> Records for the exercise
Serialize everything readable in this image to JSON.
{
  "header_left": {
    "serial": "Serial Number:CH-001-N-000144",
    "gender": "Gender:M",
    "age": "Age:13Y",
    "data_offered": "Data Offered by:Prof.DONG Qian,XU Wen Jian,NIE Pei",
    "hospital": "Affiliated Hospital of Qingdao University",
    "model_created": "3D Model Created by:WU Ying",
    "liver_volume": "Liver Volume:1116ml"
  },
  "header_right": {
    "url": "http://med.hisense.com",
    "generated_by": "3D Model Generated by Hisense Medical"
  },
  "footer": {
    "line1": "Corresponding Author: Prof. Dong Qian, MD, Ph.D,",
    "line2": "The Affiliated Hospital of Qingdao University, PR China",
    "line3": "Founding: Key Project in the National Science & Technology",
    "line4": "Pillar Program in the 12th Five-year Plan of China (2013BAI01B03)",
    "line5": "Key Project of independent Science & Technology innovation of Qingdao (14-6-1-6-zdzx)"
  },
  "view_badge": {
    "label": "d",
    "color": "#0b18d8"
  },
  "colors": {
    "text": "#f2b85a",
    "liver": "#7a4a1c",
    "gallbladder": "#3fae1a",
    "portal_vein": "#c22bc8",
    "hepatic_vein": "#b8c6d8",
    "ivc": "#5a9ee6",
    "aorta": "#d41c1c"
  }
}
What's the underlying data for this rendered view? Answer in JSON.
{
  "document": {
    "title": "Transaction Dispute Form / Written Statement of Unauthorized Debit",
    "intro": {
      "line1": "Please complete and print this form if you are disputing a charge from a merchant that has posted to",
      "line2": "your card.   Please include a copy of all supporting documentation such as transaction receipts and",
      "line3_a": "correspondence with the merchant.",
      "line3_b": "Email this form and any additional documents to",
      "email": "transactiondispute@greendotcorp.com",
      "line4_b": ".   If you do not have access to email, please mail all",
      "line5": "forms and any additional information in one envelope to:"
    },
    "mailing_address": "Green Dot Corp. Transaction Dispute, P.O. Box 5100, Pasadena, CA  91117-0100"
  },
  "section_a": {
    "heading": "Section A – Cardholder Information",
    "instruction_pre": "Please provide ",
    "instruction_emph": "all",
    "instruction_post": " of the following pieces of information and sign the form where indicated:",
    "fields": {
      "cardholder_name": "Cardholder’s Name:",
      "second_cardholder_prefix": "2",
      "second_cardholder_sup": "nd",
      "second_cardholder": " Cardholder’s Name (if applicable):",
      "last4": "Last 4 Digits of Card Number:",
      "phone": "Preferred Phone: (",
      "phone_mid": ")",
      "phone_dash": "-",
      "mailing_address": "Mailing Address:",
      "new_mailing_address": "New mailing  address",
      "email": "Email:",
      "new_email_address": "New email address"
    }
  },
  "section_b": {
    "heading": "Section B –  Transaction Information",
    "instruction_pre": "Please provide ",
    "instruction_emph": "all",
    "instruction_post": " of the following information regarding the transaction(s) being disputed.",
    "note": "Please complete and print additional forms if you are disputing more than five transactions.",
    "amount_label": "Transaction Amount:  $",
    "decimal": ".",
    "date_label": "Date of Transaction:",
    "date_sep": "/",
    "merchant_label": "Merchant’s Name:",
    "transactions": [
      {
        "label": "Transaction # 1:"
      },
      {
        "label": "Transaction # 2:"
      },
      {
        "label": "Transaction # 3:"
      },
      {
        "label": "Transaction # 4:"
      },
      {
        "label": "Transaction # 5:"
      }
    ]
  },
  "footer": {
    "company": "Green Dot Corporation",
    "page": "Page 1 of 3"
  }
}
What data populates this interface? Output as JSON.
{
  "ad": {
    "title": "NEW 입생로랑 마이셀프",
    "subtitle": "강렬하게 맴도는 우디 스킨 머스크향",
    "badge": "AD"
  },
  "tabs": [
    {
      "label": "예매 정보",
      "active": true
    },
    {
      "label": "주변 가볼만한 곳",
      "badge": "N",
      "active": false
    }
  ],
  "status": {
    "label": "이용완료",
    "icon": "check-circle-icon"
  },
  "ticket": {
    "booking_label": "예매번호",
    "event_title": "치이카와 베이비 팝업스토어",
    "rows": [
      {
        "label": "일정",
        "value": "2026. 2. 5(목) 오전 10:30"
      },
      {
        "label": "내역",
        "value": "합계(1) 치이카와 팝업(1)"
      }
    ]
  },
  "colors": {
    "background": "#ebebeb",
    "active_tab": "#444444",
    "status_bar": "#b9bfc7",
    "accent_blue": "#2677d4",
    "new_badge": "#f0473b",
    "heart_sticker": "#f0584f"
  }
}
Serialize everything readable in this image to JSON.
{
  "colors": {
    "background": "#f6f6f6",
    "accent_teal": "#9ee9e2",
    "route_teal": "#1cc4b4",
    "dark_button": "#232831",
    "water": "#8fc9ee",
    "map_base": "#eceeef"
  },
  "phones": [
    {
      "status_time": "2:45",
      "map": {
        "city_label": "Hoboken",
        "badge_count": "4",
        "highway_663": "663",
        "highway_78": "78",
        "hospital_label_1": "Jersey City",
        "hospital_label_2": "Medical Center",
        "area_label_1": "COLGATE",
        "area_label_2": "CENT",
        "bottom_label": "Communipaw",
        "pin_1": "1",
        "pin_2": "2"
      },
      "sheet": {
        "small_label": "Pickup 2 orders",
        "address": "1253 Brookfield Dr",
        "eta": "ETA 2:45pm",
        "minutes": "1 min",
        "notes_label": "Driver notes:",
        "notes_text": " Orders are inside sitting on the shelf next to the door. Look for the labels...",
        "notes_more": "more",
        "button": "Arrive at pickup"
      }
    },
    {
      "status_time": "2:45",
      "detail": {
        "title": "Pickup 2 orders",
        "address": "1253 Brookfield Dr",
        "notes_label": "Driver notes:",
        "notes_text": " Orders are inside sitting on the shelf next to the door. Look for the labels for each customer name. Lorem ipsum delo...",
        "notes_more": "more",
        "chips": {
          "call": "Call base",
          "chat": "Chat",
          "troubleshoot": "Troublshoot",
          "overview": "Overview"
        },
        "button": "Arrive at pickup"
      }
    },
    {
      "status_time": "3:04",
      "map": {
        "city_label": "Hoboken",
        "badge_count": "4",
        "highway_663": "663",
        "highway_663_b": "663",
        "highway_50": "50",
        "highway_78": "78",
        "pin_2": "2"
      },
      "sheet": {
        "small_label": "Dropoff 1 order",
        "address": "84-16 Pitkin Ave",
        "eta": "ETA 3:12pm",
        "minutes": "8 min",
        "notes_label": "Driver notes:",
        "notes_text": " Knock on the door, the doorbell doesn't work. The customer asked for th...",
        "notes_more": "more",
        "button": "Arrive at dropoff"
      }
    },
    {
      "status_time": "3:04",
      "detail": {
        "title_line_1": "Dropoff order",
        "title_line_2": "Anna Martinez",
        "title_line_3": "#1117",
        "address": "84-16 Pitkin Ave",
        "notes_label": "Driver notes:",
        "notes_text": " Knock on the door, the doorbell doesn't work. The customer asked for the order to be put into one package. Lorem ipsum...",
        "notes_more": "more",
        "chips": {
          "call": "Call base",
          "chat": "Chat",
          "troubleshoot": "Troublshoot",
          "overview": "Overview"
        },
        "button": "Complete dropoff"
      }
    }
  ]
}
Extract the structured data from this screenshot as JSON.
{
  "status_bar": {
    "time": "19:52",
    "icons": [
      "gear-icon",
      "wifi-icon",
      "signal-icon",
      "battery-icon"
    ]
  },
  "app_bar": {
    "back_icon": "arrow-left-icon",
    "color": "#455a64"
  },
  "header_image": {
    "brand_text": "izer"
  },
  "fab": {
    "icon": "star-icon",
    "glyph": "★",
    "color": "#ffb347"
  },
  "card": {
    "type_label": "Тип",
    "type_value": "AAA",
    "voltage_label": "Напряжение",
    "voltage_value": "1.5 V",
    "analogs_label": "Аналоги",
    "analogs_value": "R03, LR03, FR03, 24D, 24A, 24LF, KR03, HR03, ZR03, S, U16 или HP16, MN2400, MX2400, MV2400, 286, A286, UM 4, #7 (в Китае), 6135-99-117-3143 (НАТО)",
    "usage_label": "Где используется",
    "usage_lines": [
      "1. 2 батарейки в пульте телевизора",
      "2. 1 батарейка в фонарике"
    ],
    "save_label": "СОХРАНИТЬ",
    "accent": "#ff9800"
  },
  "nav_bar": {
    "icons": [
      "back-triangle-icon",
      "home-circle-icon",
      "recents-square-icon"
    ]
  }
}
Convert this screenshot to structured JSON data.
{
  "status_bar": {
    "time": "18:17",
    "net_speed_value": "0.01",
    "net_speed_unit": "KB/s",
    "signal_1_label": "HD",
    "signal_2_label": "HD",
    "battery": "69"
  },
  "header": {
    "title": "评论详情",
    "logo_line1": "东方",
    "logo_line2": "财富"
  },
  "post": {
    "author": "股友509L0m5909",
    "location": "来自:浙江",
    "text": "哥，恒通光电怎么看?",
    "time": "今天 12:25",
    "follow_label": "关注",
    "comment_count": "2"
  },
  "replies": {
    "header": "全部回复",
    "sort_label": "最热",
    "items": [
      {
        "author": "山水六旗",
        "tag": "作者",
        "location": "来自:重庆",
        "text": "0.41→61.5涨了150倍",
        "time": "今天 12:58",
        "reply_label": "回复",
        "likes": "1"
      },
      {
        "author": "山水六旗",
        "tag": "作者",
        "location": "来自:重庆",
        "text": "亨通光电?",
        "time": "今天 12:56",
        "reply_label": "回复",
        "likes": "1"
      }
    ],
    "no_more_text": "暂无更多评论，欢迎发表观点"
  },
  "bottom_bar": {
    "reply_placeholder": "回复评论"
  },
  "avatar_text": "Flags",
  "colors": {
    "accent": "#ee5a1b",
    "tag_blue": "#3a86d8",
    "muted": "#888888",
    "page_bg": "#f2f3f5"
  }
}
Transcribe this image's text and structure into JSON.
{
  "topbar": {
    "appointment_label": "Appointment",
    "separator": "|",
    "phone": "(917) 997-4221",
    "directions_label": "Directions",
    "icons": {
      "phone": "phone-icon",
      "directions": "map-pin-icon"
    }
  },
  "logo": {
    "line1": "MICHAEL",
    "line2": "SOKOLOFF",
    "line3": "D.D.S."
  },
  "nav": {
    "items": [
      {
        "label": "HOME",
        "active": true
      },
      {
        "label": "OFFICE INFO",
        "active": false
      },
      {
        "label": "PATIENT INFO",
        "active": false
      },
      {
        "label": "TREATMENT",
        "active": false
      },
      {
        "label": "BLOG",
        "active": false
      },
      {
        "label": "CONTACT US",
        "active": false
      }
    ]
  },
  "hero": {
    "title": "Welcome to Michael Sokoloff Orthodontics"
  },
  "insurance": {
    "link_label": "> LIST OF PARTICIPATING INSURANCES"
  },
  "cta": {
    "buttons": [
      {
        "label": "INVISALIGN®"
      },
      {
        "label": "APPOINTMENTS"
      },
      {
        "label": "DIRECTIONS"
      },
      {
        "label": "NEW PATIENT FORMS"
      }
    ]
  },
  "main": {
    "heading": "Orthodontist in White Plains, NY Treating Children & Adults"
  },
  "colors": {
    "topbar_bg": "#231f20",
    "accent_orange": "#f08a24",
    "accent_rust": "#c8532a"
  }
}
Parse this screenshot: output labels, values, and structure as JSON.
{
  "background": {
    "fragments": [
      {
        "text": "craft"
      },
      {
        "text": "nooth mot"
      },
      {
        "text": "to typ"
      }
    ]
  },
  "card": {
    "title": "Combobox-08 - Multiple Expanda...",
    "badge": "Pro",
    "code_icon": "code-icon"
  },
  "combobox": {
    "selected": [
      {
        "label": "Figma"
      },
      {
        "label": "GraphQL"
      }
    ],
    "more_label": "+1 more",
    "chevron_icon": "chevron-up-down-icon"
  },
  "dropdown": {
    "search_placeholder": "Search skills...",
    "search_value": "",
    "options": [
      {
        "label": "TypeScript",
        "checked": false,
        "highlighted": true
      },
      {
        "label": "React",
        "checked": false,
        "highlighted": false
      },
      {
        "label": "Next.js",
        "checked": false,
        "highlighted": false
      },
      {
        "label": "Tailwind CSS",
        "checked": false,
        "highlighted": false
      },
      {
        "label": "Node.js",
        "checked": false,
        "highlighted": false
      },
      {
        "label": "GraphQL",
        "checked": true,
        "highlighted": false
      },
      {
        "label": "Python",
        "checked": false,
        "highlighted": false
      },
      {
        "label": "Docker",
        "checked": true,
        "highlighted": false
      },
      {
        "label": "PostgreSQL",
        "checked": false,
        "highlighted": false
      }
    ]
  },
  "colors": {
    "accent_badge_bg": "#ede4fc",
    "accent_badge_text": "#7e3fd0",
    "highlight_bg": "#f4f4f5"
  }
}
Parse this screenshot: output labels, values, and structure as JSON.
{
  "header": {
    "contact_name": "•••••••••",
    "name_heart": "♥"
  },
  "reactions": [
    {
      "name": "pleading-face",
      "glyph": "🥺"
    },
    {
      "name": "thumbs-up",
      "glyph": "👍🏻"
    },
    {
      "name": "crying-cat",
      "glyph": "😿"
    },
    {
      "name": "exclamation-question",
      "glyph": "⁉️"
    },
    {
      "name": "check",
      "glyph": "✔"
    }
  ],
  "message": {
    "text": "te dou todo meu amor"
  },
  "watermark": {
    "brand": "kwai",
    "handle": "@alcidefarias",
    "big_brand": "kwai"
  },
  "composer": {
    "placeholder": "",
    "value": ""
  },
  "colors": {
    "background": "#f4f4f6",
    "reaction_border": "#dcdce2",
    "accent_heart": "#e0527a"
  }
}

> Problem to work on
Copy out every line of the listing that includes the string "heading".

> Response for this exercise
    "heading": "Section A – Cardholder Information",
    "heading": "Section B –  Transaction Information",
    "heading": "Orthodontist in White Plains, NY Treating Children & Adults"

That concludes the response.